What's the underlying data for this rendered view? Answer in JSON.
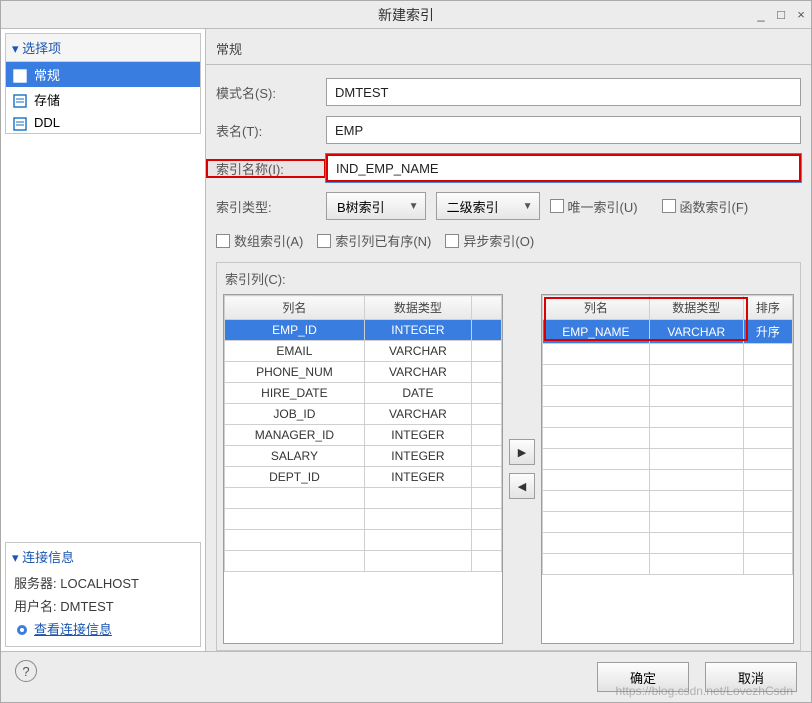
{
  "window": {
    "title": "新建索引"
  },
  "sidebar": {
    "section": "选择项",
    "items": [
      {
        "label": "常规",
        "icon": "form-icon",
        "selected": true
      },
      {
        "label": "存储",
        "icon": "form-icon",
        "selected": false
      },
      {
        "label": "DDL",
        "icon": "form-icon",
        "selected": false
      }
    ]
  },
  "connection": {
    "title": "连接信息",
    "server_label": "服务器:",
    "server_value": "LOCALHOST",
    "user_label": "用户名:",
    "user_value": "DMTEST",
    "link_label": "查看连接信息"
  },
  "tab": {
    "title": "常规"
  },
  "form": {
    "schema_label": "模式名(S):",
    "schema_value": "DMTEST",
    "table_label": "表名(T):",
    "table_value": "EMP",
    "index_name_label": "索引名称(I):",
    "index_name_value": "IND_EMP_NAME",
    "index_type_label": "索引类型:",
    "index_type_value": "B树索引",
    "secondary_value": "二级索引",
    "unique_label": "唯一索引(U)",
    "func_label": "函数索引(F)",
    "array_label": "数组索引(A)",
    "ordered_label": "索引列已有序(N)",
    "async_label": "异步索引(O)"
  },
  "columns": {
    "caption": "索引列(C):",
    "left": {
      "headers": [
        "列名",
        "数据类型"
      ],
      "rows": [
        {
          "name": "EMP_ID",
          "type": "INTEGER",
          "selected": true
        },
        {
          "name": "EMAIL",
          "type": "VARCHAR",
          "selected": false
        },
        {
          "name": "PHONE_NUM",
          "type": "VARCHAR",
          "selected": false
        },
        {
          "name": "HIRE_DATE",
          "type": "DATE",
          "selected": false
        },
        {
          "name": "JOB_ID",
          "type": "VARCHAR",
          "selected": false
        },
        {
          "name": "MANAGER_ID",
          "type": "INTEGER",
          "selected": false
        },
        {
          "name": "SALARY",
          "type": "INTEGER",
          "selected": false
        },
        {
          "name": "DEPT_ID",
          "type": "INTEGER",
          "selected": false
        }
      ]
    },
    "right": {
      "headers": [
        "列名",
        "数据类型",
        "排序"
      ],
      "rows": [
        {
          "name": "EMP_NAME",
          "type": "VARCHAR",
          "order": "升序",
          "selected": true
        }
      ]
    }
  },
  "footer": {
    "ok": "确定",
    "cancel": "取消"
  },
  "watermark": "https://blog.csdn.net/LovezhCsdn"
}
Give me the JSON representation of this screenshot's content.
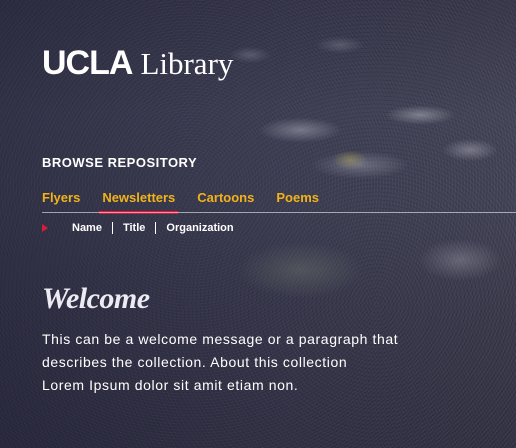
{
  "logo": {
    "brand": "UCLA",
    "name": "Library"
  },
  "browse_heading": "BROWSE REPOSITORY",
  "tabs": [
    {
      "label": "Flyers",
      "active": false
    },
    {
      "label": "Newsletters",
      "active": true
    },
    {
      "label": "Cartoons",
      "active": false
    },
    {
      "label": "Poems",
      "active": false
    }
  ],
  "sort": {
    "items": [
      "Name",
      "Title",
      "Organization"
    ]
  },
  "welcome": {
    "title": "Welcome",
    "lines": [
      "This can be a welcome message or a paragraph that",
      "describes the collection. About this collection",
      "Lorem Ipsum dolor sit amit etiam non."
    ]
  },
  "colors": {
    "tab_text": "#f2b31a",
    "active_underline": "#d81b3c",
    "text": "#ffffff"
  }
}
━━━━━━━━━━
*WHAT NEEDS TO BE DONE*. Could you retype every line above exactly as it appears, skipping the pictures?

*FINAL ANSWER*.
What's the underlying data for this rendered view? Answer in JSON.
{
  "window": {
    "title": "新建索引"
  },
  "sidebar": {
    "section": "选择项",
    "items": [
      {
        "label": "常规",
        "icon": "form-icon",
        "selected": true
      },
      {
        "label": "存储",
        "icon": "form-icon",
        "selected": false
      },
      {
        "label": "DDL",
        "icon": "form-icon",
        "selected": false
      }
    ]
  },
  "connection": {
    "title": "连接信息",
    "server_label": "服务器:",
    "server_value": "LOCALHOST",
    "user_label": "用户名:",
    "user_value": "DMTEST",
    "link_label": "查看连接信息"
  },
  "tab": {
    "title": "常规"
  },
  "form": {
    "schema_label": "模式名(S):",
    "schema_value": "DMTEST",
    "table_label": "表名(T):",
    "table_value": "EMP",
    "index_name_label": "索引名称(I):",
    "index_name_value": "IND_EMP_NAME",
    "index_type_label": "索引类型:",
    "index_type_value": "B树索引",
    "secondary_value": "二级索引",
    "unique_label": "唯一索引(U)",
    "func_label": "函数索引(F)",
    "array_label": "数组索引(A)",
    "ordered_label": "索引列已有序(N)",
    "async_label": "异步索引(O)"
  },
  "columns": {
    "caption": "索引列(C):",
    "left": {
      "headers": [
        "列名",
        "数据类型"
      ],
      "rows": [
        {
          "name": "EMP_ID",
          "type": "INTEGER",
          "selected": true
        },
        {
          "name": "EMAIL",
          "type": "VARCHAR",
          "selected": false
        },
        {
          "name": "PHONE_NUM",
          "type": "VARCHAR",
          "selected": false
        },
        {
          "name": "HIRE_DATE",
          "type": "DATE",
          "selected": false
        },
        {
          "name": "JOB_ID",
          "type": "VARCHAR",
          "selected": false
        },
        {
          "name": "MANAGER_ID",
          "type": "INTEGER",
          "selected": false
        },
        {
          "name": "SALARY",
          "type": "INTEGER",
          "selected": false
        },
        {
          "name": "DEPT_ID",
          "type": "INTEGER",
          "selected": false
        }
      ]
    },
    "right": {
      "headers": [
        "列名",
        "数据类型",
        "排序"
      ],
      "rows": [
        {
          "name": "EMP_NAME",
          "type": "VARCHAR",
          "order": "升序",
          "selected": true
        }
      ]
    }
  },
  "footer": {
    "ok": "确定",
    "cancel": "取消"
  },
  "watermark": "https://blog.csdn.net/LovezhCsdn"
}
Give me the JSON representation of this screenshot's content.
{
  "logo": {
    "brand": "UCLA",
    "name": "Library"
  },
  "browse_heading": "BROWSE REPOSITORY",
  "tabs": [
    {
      "label": "Flyers",
      "active": false
    },
    {
      "label": "Newsletters",
      "active": true
    },
    {
      "label": "Cartoons",
      "active": false
    },
    {
      "label": "Poems",
      "active": false
    }
  ],
  "sort": {
    "items": [
      "Name",
      "Title",
      "Organization"
    ]
  },
  "welcome": {
    "title": "Welcome",
    "lines": [
      "This can be a welcome message or a paragraph that",
      "describes the collection. About this collection",
      "Lorem Ipsum dolor sit amit etiam non."
    ]
  },
  "colors": {
    "tab_text": "#f2b31a",
    "active_underline": "#d81b3c",
    "text": "#ffffff"
  }
}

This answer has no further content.